Figure 1: Platforms used in hydrographic surveys: (a) NOAA Ship Fairweather for offshore surveys, (b) EchoBoat-ASV from Seafloor Systems, (c) Hugin AUV from Kongsberg.

The Ship Fairweather of the National Oceanic and Atmospheric Administration (NOAA) is mainly used in offshore hydrographic surveys and port surveys and is equipped with a Reson Seabat 8160 echosounder, which surveys depths of up to three kilometres. EchoBoat is a small autonomous surface vehicle (ASV) used in bathymetric surveys of inland waters and sheltered areas that are performed using acoustic sensors. The Hugin AUV from Kongsberg has, in addition to the EM2040 multibeam echosounder, a laser profiler, a coupled photographic camera and a HISAS 1032 synthetic aperture sonar, among other systems and sensors.

Crewed and uncrewed aircraft are also used in bathymetric mapping. These platforms are equipped with passive sensors, which allow depth estimates to be made through the spectral response of the submerged bottom, and active sensors, such as bathymetric Lidar. Similarly, satellites also function as bathymetric survey platforms, either through the use of orbital images (bathymetry by spectral response) or through the use of altimetric radars (active sensors), as in the Seabed 2030 project. There are also hybrid solutions that enable the acquisition of bathymetry using an echosounder towed by a low-flying unmanned aerial vehicle (UAV; Figure 2) or an integrated ground penetrating radar (GPR). Unmanned surface vehicle (USV)-based platforms are also increasingly used.

Bathymetric Survey Methods

Modern bathymetric surveys are carried out in various media, depending on the method used. Sound waves are used in the aquatic environment, visible light is used in the air and in the aquatic environment, and bathymetry derived from information from altimetric radars is used in the air.

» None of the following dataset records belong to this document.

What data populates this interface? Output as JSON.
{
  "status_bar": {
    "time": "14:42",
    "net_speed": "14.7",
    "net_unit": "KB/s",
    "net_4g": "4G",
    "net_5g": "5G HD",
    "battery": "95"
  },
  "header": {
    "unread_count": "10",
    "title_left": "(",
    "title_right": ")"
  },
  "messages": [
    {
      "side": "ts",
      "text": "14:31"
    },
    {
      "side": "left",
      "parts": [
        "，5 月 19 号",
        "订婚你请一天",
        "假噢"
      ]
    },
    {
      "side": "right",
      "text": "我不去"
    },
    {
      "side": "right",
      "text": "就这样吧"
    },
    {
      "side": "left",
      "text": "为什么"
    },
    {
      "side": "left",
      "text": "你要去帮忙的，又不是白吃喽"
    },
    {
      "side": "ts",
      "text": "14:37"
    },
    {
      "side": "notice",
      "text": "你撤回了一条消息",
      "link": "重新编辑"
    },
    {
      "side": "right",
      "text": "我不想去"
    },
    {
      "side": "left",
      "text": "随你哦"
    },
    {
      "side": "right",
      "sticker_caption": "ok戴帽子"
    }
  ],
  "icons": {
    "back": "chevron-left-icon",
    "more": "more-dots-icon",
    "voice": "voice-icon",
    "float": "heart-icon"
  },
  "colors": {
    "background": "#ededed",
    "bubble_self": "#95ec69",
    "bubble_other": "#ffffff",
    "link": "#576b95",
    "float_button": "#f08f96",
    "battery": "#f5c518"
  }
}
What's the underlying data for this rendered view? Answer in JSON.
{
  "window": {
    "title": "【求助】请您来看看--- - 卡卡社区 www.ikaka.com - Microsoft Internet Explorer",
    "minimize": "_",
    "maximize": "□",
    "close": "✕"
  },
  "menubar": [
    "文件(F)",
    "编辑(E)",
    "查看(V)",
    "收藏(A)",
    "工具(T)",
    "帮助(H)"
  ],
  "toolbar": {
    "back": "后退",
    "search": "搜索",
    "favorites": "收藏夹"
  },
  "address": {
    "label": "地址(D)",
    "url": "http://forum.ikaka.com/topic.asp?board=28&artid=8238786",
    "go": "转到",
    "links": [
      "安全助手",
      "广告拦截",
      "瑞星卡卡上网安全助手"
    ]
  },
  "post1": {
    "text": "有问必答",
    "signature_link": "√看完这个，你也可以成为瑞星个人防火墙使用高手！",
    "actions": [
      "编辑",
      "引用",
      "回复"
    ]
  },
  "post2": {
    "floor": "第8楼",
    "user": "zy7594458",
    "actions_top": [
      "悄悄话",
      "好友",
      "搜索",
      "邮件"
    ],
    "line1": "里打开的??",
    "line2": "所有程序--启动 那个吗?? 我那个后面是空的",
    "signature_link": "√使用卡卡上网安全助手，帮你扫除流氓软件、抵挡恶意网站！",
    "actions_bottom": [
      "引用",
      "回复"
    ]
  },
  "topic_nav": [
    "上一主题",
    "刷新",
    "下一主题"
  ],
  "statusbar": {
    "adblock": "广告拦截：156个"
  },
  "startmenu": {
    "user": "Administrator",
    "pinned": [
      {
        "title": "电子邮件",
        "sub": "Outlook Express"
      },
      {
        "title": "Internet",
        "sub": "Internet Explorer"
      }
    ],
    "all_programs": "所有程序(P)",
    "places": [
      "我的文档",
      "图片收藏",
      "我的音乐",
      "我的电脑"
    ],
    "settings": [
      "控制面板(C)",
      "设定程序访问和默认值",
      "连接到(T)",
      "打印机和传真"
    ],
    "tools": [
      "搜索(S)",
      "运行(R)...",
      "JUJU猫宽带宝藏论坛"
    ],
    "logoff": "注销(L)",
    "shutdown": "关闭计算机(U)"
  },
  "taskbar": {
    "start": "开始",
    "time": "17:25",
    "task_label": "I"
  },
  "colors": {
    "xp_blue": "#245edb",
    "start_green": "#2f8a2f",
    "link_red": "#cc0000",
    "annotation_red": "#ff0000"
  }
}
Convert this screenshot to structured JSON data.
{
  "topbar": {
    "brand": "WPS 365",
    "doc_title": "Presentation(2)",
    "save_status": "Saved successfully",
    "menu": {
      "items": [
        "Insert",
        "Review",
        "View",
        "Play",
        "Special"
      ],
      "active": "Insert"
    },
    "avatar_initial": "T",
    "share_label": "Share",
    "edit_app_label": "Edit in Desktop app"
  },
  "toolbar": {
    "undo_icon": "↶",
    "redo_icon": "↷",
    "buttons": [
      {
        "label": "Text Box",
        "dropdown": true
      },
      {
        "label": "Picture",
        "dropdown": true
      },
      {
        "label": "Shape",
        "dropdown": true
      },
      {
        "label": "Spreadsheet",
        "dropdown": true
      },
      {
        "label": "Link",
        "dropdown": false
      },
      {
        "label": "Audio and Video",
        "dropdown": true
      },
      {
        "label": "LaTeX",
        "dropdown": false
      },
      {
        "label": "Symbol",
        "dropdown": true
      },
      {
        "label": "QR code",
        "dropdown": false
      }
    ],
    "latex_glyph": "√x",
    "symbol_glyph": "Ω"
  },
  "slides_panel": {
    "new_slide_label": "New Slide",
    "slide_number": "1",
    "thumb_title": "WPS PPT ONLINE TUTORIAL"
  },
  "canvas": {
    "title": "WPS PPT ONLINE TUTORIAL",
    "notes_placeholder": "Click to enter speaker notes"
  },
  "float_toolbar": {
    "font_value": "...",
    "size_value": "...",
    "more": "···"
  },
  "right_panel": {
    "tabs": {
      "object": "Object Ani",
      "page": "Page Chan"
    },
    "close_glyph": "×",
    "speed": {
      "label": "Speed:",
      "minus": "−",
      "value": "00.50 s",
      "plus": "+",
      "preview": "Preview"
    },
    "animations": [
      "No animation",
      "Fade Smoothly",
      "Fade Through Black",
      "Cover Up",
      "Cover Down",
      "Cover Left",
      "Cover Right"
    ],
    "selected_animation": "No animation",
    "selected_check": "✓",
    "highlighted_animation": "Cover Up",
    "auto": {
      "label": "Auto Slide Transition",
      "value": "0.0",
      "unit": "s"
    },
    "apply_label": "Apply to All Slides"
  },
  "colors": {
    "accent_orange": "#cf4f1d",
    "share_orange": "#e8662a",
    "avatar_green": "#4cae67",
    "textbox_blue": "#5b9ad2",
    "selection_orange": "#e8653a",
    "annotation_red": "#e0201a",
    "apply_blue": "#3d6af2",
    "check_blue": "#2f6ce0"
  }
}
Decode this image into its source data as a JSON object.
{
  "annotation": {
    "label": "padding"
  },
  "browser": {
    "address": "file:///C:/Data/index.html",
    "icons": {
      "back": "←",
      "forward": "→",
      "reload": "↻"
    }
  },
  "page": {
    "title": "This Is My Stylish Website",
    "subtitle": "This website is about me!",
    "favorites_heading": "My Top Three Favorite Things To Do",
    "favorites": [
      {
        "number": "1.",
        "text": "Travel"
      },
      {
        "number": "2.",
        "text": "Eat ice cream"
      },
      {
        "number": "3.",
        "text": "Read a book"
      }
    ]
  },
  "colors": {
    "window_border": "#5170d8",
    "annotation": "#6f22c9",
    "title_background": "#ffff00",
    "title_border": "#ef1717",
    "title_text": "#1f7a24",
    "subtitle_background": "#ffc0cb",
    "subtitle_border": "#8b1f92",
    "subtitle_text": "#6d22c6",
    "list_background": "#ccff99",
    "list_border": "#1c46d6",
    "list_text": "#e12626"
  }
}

Acoustic systems are used both in shallow water of around one metre deep and in deep water of many kilometres of depth. Such systems are preferred as they provide more accurate data than other methods. The high attenuation of visible light in the aquatic environment means that depth measurement by optical remote sensing (active and passive) is limited to shallow depths. While aerophotogrammetric (short distance) and orbital images are employed for bathymetry at depths of up to ten metres, Lidar systems operating in the green wavelength can reach up to 50 metres in clear waters. Finally, altimetric radars can be used to obtain depths in deep waters, especially where bathymetric information is scarce or non-existent.

Acoustic Sensors

The first record of the use of an echosounder, or sonar as it is popularly called, is when Leonardo da Vinci placed a tube in water to detect big ships, by positioning his ear in the tube. There are both passive and active sonar systems, but active sonar is used in depth measurement.

Between 1920 and 1930, the world saw the development and implementation of single beam echosounders (SBESs), which use sound to measure the depth directly below the sounding platform. By running a series of lines at a specified spacing, SBES greatly increased the speed of the survey process, allowing more data to be collected compared to direct methods. However, this method still left gaps in quantitative depth information between the survey lines. Between the 1950s and the 1980s, technological developments resulted in the emergence of sidescan sonars (SSSs) and multibeam echosounder (MBES) systems (beam-formers). Lateral scanning sonar technology offered a qualitative means of obtaining the sonic equivalent of an aerial photograph and improved the ability to identify submerged shipwrecks and obstructions. This proved to be an excellent aid for SBES surveys, since it enabled the search for submerged objects between the navigated lines. Beam-forming MBES made it possible to obtain quantitative depth information for almost 100% of the submerged bottom.

SBES is ideal for shallow water surveys and is very cost-effective. The planning, operation, processing and analysis are simple, and there is a huge range of equipment operating at low frequencies (12kHz–50kHz), high frequencies (100kHz–700kHz) and even dual frequencies (24kHz/200kHz, 33kHz/200kHz, 50kHz/200kHz, etc.).